  • Realizing only once you're already out in public that you have vomit/poo smeared on your clothes (or, in the case of at least one of my friends, a dirty diaper stuck to the seat of your own pants).
  • Having one of your earrings yanked out completely, causing you to shriek bloody murder in the middle of an otherwise rational conversation at church.
  • If you're like most of my female friends, being out shopping and belatedly wondering if you've combed your hair yet.  If you're like at least one of my man friends, being out shopping and realizing that you're still wearing your soft, moccasin-like house shoes.
  • Dealing with the social awkwardness perpetrated by your medium-sized son, who points at an elderly shopper across the aisle and proclaims, in tones so carrying that even her elderly ears can hear, "SHE'S SO OLD!"
  • Resigning yourself to the knowledge that if you have children, your house will never look as neat as you want it to look, reminding you that you are not and cannot be in control of everything in your life. 
  • Acknowledging that the way in which your children won't always listen to your instructions mirrors your own relationship to your heavenly Father, a sobering reminder of how he must feel when you ignore his promptings. It also reminds you of grace, and to be gracious to the children in your life who have much more cause for this sort of foolishness, being much younger and less wise than you are.4
  • Realizing that if such a tiny person as your own toddler can get under your skin and cause you to lose your temper so quickly, you must not be as long-suffering as you thought you were. 

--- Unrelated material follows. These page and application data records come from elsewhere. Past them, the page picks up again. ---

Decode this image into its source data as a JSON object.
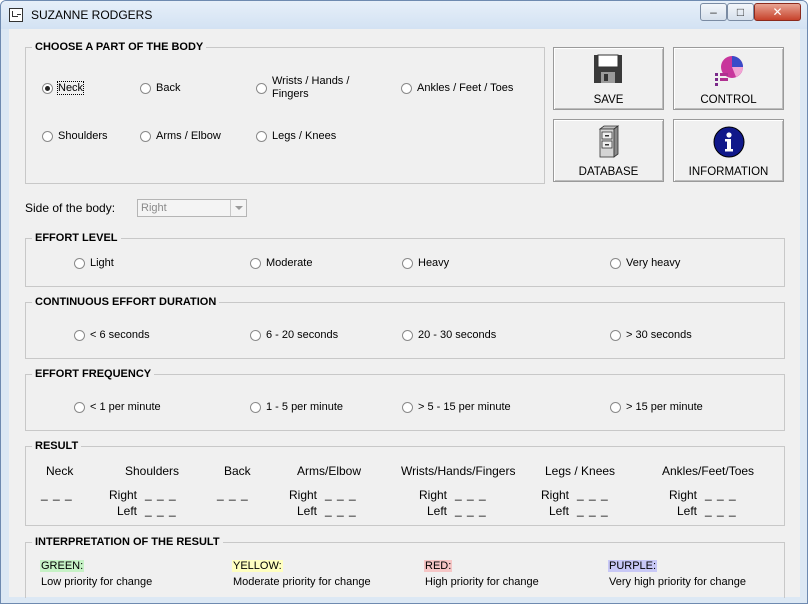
{
  "window": {
    "title": "SUZANNE RODGERS"
  },
  "body_part": {
    "legend": "CHOOSE A PART OF THE BODY",
    "options": [
      {
        "label": "Neck",
        "checked": true
      },
      {
        "label": "Back",
        "checked": false
      },
      {
        "label": "Wrists / Hands /",
        "label2": "Fingers",
        "checked": false
      },
      {
        "label": "Ankles / Feet / Toes",
        "checked": false
      },
      {
        "label": "Shoulders",
        "checked": false
      },
      {
        "label": "Arms / Elbow",
        "checked": false
      },
      {
        "label": "Legs / Knees",
        "checked": false
      }
    ]
  },
  "toolbar": {
    "save": "SAVE",
    "control": "CONTROL",
    "database": "DATABASE",
    "information": "INFORMATION"
  },
  "side": {
    "label": "Side of the body:",
    "value": "Right"
  },
  "effort_level": {
    "legend": "EFFORT LEVEL",
    "options": [
      "Light",
      "Moderate",
      "Heavy",
      "Very heavy"
    ]
  },
  "duration": {
    "legend": "CONTINUOUS EFFORT DURATION",
    "options": [
      "< 6 seconds",
      "6 - 20 seconds",
      "20 - 30 seconds",
      "> 30 seconds"
    ]
  },
  "frequency": {
    "legend": "EFFORT FREQUENCY",
    "options": [
      "< 1 per minute",
      "1 - 5 per minute",
      "> 5 - 15 per minute",
      "> 15 per minute"
    ]
  },
  "result": {
    "legend": "RESULT",
    "headers": [
      "Neck",
      "Shoulders",
      "Back",
      "Arms/Elbow",
      "Wrists/Hands/Fingers",
      "Legs / Knees",
      "Ankles/Feet/Toes"
    ],
    "right": "Right",
    "left": "Left",
    "blank": "_ _ _"
  },
  "interpretation": {
    "legend": "INTERPRETATION OF THE RESULT",
    "items": [
      {
        "color_name": "GREEN:",
        "desc": "Low priority for change",
        "bg": "#c6f2c6"
      },
      {
        "color_name": "YELLOW:",
        "desc": "Moderate priority for change",
        "bg": "#ffffc0"
      },
      {
        "color_name": "RED:",
        "desc": "High priority for change",
        "bg": "#f6c6c6"
      },
      {
        "color_name": "PURPLE:",
        "desc": "Very high priority for change",
        "bg": "#c8c8f6"
      }
    ]
  }
}
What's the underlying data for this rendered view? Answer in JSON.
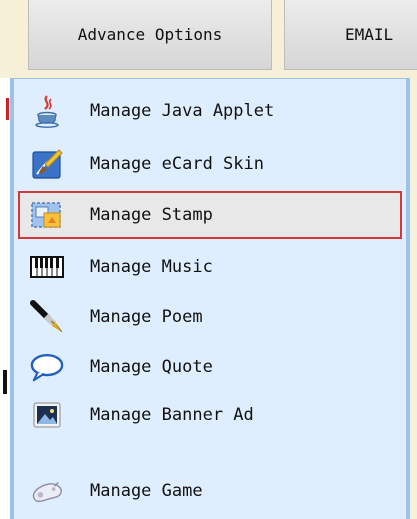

4. Having kids means that you can remove the word boredom from your lexicon. Between keeping them fed, clothed, and away from most hazards that can kill them -- not to mention making sure they grow up moderately well-behaved and non-stupid -- the one thing that parenting is guaranteed to do is to keep you busy. 5

The truth is that even if you--like me--don't have children of your own, you have all no doubt experienced the dubious wonder of being important in the life of a child. If your experience has been anything like mine, you have found it equal parts thrill, hilarity, mayhem, refreshment, exasperation, terror, revelry, diversion, enchantment, and conviction. 

In fact, I'd go so far as to say that kids prove their usefulness in that one point: that they alone bring to the universe that mingled sensation of confusing, glorious bafflement that both tests us beyond measure and helps us to understand that we are, beyond measure, blessed.

_________________________________
1. My confusion at finding myself still babysitting at 5:00A.M. was compounded by the fact that there was no coffee in their house.  THERE WAS. NO. COFFEE. IN THEIR HOUSE.  I fed the kids, dressed them for the day, got them to their Summer Bible Club program, and drove home all without any coffee in my system.  I'm still amazed that nobody died.  
2. Cribbed from some of my friends' actual Facebook statuses.  Because my friends are awesome. 
3. Don't worry. This awkward transition confuses me too. 
4. Special thanks to Holly Dove for this beautiful perspective. 
5. Just because I like it and didn't have any other place to link it, you get this: 27 Reasons Why Kids Are Actually the Worst. Enjoy!